__What is required__: Check each line below for the word "passcode", and copy those that have it.

__Material to process__:
━━━━━━━━━━
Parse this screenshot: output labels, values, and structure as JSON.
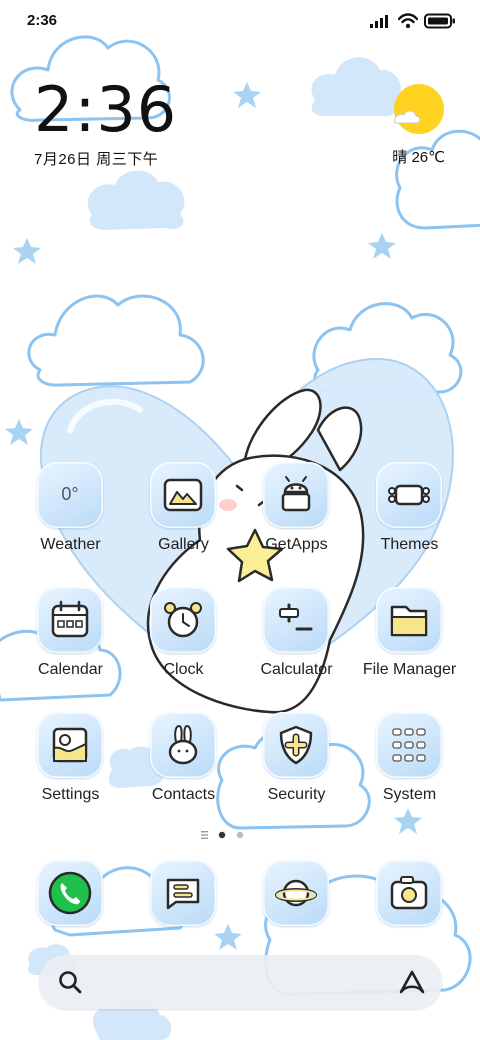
{
  "status_bar": {
    "time": "2:36",
    "icons": [
      "signal-icon",
      "wifi-icon",
      "battery-icon"
    ]
  },
  "clock_widget": {
    "time": "2:36",
    "date": "7月26日 周三下午"
  },
  "weather_widget": {
    "icon": "sun-cloud-icon",
    "text": "晴 26℃"
  },
  "apps": [
    {
      "label": "Weather",
      "icon": "weather-icon",
      "icon_text": "0°"
    },
    {
      "label": "Gallery",
      "icon": "gallery-icon"
    },
    {
      "label": "GetApps",
      "icon": "getapps-icon"
    },
    {
      "label": "Themes",
      "icon": "themes-icon"
    },
    {
      "label": "Calendar",
      "icon": "calendar-icon"
    },
    {
      "label": "Clock",
      "icon": "alarm-clock-icon"
    },
    {
      "label": "Calculator",
      "icon": "calculator-icon"
    },
    {
      "label": "File Manager",
      "icon": "folder-icon"
    },
    {
      "label": "Settings",
      "icon": "settings-icon"
    },
    {
      "label": "Contacts",
      "icon": "bunny-icon"
    },
    {
      "label": "Security",
      "icon": "shield-icon"
    },
    {
      "label": "System",
      "icon": "system-folder-icon"
    }
  ],
  "pager": {
    "pages": 2,
    "current": 1
  },
  "dock": [
    {
      "icon": "phone-icon"
    },
    {
      "icon": "messages-icon"
    },
    {
      "icon": "browser-planet-icon"
    },
    {
      "icon": "camera-icon"
    }
  ],
  "search_bar": {
    "left_icon": "search-icon",
    "right_icon": "assistant-icon"
  },
  "colors": {
    "sky": "#ffffff",
    "cloud_outline": "#8cc3f0",
    "cloud_fill": "#d2e8fa",
    "heart": "#cfe5f8",
    "sun": "#ffd21f",
    "icon_tile": "#cfe6fb",
    "phone_green": "#1fc04b"
  }
}
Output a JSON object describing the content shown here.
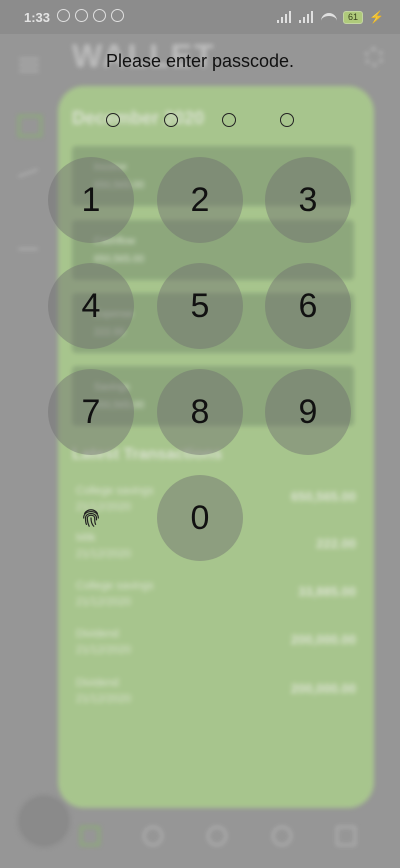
{
  "status_bar": {
    "time": "1:33",
    "battery": "61"
  },
  "app": {
    "title": "WALLET",
    "month": "December 2020",
    "summary": [
      {
        "label": "Income",
        "value": "650,565.00"
      },
      {
        "label": "Cashflow",
        "value": "650,565.00"
      },
      {
        "label": "Expense",
        "value": "222.00"
      },
      {
        "label": "Savings",
        "value": "650,565.00"
      }
    ],
    "latest_title": "Latest Transactions",
    "transactions": [
      {
        "name": "College savings",
        "date": "21/12/2020",
        "amount": "650,565.00"
      },
      {
        "name": "Milk",
        "date": "21/12/2020",
        "amount": "222.00"
      },
      {
        "name": "College savings",
        "date": "21/12/2020",
        "amount": "33,885.00"
      },
      {
        "name": "Dividend",
        "date": "21/12/2020",
        "amount": "200,000.00"
      },
      {
        "name": "Dividend",
        "date": "21/12/2020",
        "amount": "200,000.00"
      }
    ]
  },
  "passcode": {
    "prompt": "Please enter passcode.",
    "keys": [
      "1",
      "2",
      "3",
      "4",
      "5",
      "6",
      "7",
      "8",
      "9",
      "0"
    ],
    "entered": 0
  }
}
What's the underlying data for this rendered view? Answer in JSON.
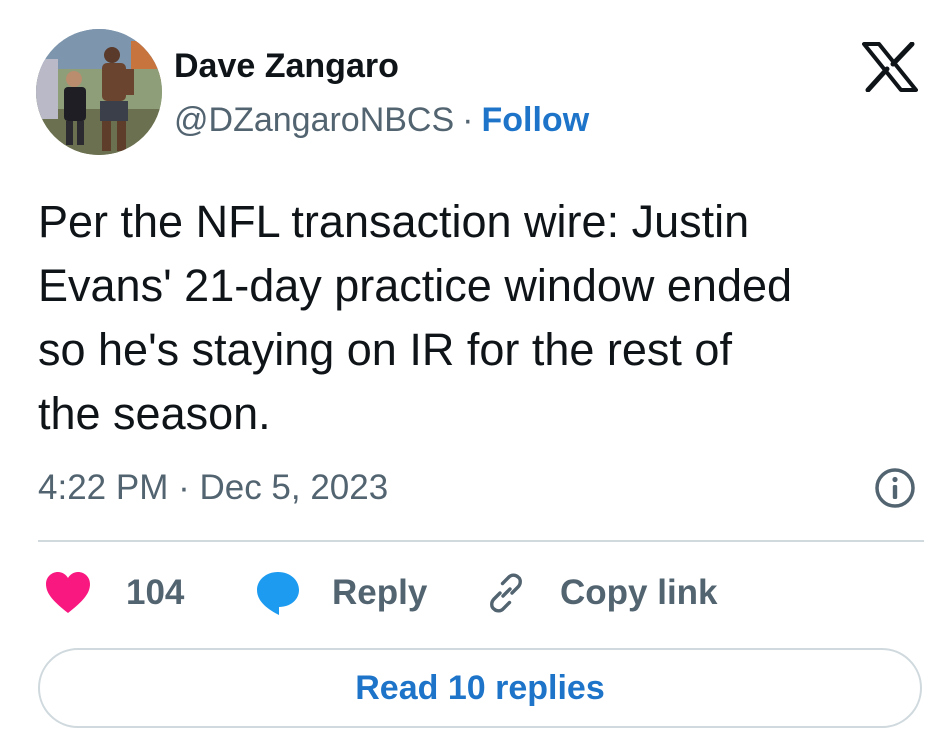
{
  "author": {
    "name": "Dave Zangaro",
    "handle": "@DZangaroNBCS",
    "separator": "·",
    "follow_label": "Follow",
    "avatar_icon": "profile-photo"
  },
  "platform_logo": "x-logo-icon",
  "tweet": {
    "text": "Per the NFL transaction wire: Justin\nEvans' 21-day practice window ended\nso he's staying on IR for the rest of\nthe season.",
    "timestamp": "4:22 PM · Dec 5, 2023"
  },
  "info_icon": "info-icon",
  "actions": {
    "like_count": "104",
    "reply_label": "Reply",
    "copy_link_label": "Copy link"
  },
  "read_replies_label": "Read 10 replies",
  "colors": {
    "accent": "#1d74c9",
    "like": "#f91880",
    "reply_icon": "#1d9bf0",
    "secondary_text": "#536471",
    "border": "#cfd9de"
  }
}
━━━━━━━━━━
__Reply__:
  "passcode": {
    "prompt": "Please enter passcode.",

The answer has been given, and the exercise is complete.